What the exercise asks
Search term "content": please show all lines in the listing that contain it.

Data to examine
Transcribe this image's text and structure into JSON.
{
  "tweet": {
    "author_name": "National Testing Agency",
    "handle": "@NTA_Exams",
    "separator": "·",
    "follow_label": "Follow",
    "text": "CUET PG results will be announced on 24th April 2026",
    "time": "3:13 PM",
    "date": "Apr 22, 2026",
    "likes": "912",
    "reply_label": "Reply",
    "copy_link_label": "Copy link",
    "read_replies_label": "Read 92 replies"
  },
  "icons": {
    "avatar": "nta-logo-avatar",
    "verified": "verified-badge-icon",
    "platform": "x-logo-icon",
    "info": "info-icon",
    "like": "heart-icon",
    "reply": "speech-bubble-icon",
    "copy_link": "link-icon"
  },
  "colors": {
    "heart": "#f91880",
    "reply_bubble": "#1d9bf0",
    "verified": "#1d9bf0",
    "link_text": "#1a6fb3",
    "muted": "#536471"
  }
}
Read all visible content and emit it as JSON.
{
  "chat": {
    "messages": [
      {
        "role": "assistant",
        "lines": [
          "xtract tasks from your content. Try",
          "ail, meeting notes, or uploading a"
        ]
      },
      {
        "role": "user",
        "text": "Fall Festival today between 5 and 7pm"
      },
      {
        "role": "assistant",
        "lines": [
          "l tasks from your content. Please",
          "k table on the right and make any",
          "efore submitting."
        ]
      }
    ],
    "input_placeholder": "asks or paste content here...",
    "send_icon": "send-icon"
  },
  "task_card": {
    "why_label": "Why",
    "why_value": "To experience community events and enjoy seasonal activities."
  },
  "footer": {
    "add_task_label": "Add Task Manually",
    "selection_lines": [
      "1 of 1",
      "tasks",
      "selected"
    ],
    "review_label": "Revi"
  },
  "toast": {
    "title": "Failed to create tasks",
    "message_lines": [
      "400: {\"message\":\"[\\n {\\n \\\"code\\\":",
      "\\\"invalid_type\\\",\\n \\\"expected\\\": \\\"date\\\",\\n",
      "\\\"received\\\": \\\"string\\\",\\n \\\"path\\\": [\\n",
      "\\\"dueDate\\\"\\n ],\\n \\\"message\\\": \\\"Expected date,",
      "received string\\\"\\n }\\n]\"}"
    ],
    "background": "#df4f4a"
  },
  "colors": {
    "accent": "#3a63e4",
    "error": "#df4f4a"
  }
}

The answer
Read all visible content and emit it as JSON.
          "xtract tasks from your content. Try",
          "l tasks from your content. Please",
    "input_placeholder": "asks or paste content here...",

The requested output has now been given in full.